There seems to be little doubt that the Fourth Industrial Revolution, aka Internet 4.0, will produce massive amounts of data as processes become more monitored, automated, and interconnected. Storing and managing the data will be difficult, but protecting the data is an even greater challenge. Yet, security in the industrial environment does not always get the same level of attention as it does for more frequently targeted enterprises like financial institutions and large retailers.

More Data Sources Equals More Opportunity for Breaches

The very scale of Industry 4.0 should make manufacturing environments an increasingly tempting target. IHS Technology predicts that global revenue from industrial automation equipment will hit $209.4 billion by 2016, maintaining a steady growth pattern that began in 2010.

Meanwhile, a Ponemon Institute Study on Costs of Data Breaches in 2014 reveals that companies estimate an average of 17 malicious codes, 12 sustained probes, and 10 incidents of unauthorized access every month. Many of these are relatively simple to deal with, but it only takes one successful attempt to cripple a facility.

Take Common-Sense Security Precautions

With limited resources and an exploding number of data sources that represent points of entry, how can you assure that your data is safe? The harsh reality is that you can’t. No industrial environment is 100% safe. However, you can take measures to get the most out of your security efforts.

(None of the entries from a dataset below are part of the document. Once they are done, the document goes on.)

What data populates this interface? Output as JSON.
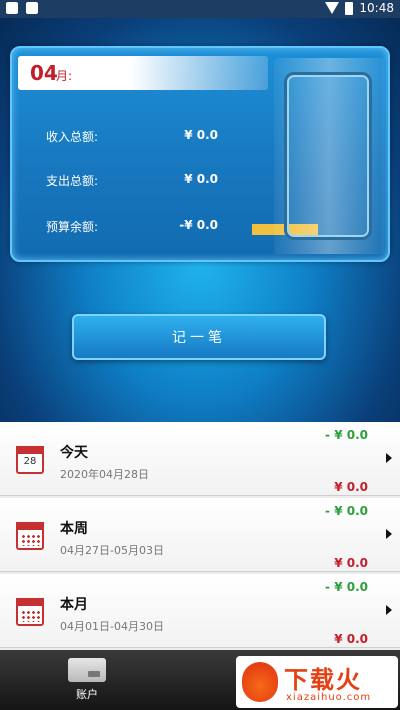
{
  "status_bar": {
    "time": "10:48"
  },
  "summary": {
    "month_number": "04",
    "month_unit": "月:",
    "rows": [
      {
        "label": "收入总额:",
        "value": "¥ 0.0"
      },
      {
        "label": "支出总额:",
        "value": "¥ 0.0"
      },
      {
        "label": "预算余额:",
        "value": "-¥ 0.0"
      }
    ]
  },
  "record_button": {
    "label": "记一笔"
  },
  "periods": [
    {
      "title": "今天",
      "range": "2020年04月28日",
      "expense": "- ¥ 0.0",
      "income": "¥ 0.0",
      "calendar_day": "28"
    },
    {
      "title": "本周",
      "range": "04月27日-05月03日",
      "expense": "- ¥ 0.0",
      "income": "¥ 0.0"
    },
    {
      "title": "本月",
      "range": "04月01日-04月30日",
      "expense": "- ¥ 0.0",
      "income": "¥ 0.0"
    }
  ],
  "tabbar": {
    "account_label": "账户"
  },
  "watermark": {
    "title": "下载火",
    "subtitle": "xiazaihuo.com"
  },
  "colors": {
    "income_red": "#c0202a",
    "expense_green": "#2c9e3a",
    "accent_blue": "#1679c4"
  }
}
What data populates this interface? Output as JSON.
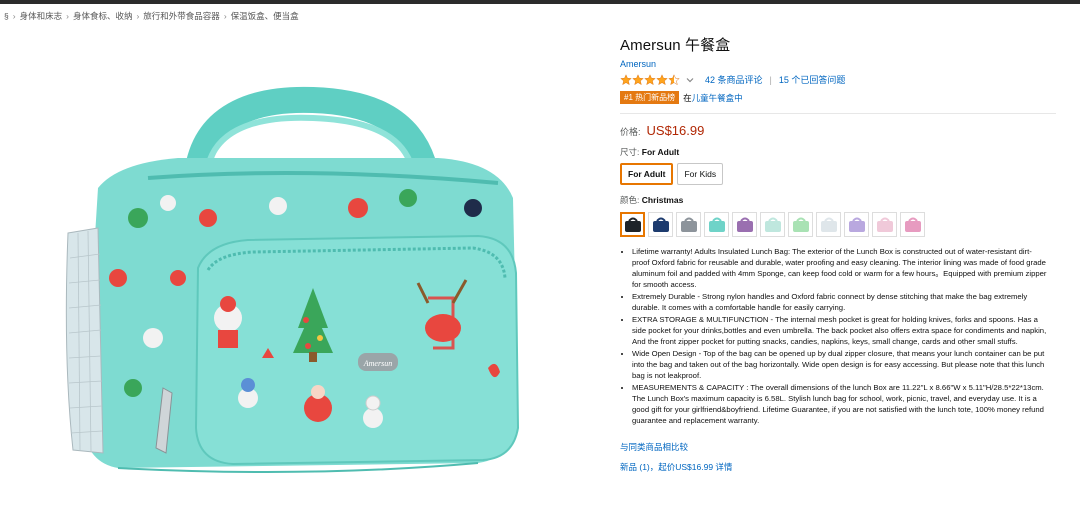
{
  "breadcrumb": {
    "items": [
      "§",
      "身体和床志",
      "身体食标、收纳",
      "旅行和外带食品容器",
      "保温饭盒、便当盒"
    ]
  },
  "product": {
    "title": "Amersun 午餐盒",
    "brand": "Amersun",
    "rating_stars": 4.5,
    "ratings_count": "42 条商品评论",
    "answered_questions": "15 个已回答问题",
    "bestseller_badge": "#1 热门新品榜",
    "bestseller_prefix": "在",
    "bestseller_category": "儿童午餐盒中",
    "price_label": "价格:",
    "price": "US$16.99",
    "size_label": "尺寸:",
    "size_selected": "For Adult",
    "size_options": [
      "For Adult",
      "For Kids"
    ],
    "color_label": "颜色:",
    "color_selected": "Christmas",
    "swatches": [
      {
        "name": "black",
        "color": "#1e2329"
      },
      {
        "name": "navy",
        "color": "#1d3b6e"
      },
      {
        "name": "grey",
        "color": "#8d949b"
      },
      {
        "name": "teal-christmas",
        "color": "#6fd3c8"
      },
      {
        "name": "purple",
        "color": "#9a6fb0"
      },
      {
        "name": "mint-pattern",
        "color": "#bfe7de"
      },
      {
        "name": "light-green",
        "color": "#a9e2b4"
      },
      {
        "name": "white-pattern",
        "color": "#dfe6ea"
      },
      {
        "name": "lavender-pattern",
        "color": "#b9a8df"
      },
      {
        "name": "pink-light",
        "color": "#f0c9d9"
      },
      {
        "name": "pink",
        "color": "#e79bc0"
      }
    ],
    "bullets": [
      "Lifetime warranty! Adults Insulated Lunch Bag: The exterior of the Lunch Box is constructed out of water-resistant dirt-proof Oxford fabric for reusable and durable, water proofing and easy cleaning. The interior lining was made of food grade aluminum foil and padded with 4mm Sponge, can keep food cold or warm for a few hours。Equipped with premium zipper for smooth access.",
      "Extremely Durable - Strong nylon handles and Oxford fabric connect by dense stitching that make the bag extremely durable. It comes with a comfortable handle for easily carrying.",
      "EXTRA STORAGE & MULTIFUNCTION - The internal mesh pocket is great for holding knives, forks and spoons. Has a side pocket for your drinks,bottles and even umbrella. The back pocket also offers extra space for condiments and napkin, And the front zipper pocket for putting snacks, candies, napkins, keys, small change, cards and other small stuffs.",
      "Wide Open Design - Top of the bag can be opened up by dual zipper closure, that means your lunch container can be put into the bag and taken out of the bag horizontally. Wide open design is for easy accessing. But please note that this lunch bag is not leakproof.",
      "MEASUREMENTS & CAPACITY : The overall dimensions of the lunch Box are 11.22\"L x 8.66\"W x 5.11\"H/28.5*22*13cm. The Lunch Box's maximum capacity is 6.58L. Stylish lunch bag for school, work, picnic, travel, and everyday use. It is a good gift for your girlfriend&boyfriend. Lifetime Guarantee, if you are not satisfied with the lunch tote, 100% money refund guarantee and replacement warranty."
    ],
    "compare_link": "与同类商品相比较",
    "new_offers": "新品 (1)，起价US$16.99 详情",
    "image_brand_tag": "Amersun"
  },
  "colors": {
    "link": "#0066c0",
    "price": "#b12704",
    "badge": "#e47911",
    "selected_border": "#e77600",
    "bag_teal": "#79d8cf"
  }
}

  • Security Through Design – Stick with vendors that make security an integral part of the design process. If you have to buy extra layers of security as separate modules or packages, that’s a red flag. It suggests security measures are slapped on at the end of the process, which makes it more likely that internal systems are vulnerable (especially with more complex automation systems).
  • Limit Access – Role-based access limitations are effective in deflecting threats. If you choose to allow BYOD (bring your own device) operations, make sure that you can exert sufficient control over the device. Do not assume that seemingly friendly sources (vendors, subcontractors, etc.) are benign. Remember, the Target breach initiated inadvertently through a third party vendor.
  • Pattern Recognition – Your security network should be able to detect unusual data patterns and alert the proper personnel in as close to real time as possible. With Just-In-Time (JIT) systems, the speed is even more critical to prevent a breakdown of the entire supply chain.
  • Encryption – Encryption is a simple step that can be ignored in the manufacturing environment simply because engineers assume there is no threat at that stage. Laziness in encryption should not be tolerated.
  • Establish a Security Culture – Security can’t just be applied form the outside. A skilled employee with familiarity with internal systems knows how to inflict the most irreversible damage—and also is most likely to be able to subtly destroy systems from within. In other words, even though the essence of Internet 4.0 is increased automation, the human element must play a major role.Too many manufacturing environments pay lip service to security by establishing rules that are routinely ignored or enforced at lower levels but ignored at higher ones. You can’t marginalize employees and produce a disgruntled and negative security culture. Instead of making security seem heavy-handed and punitive, you must pitch security measures as useful elements that protect employees as well as employers.

Don’t let Industry 4.0 overwhelm your enterprise. Make security an integral part of your industrial automation improvements. Time and money spent upfront will pay off in smoother operation and avoiding the costs of cleaning up after a data security breach.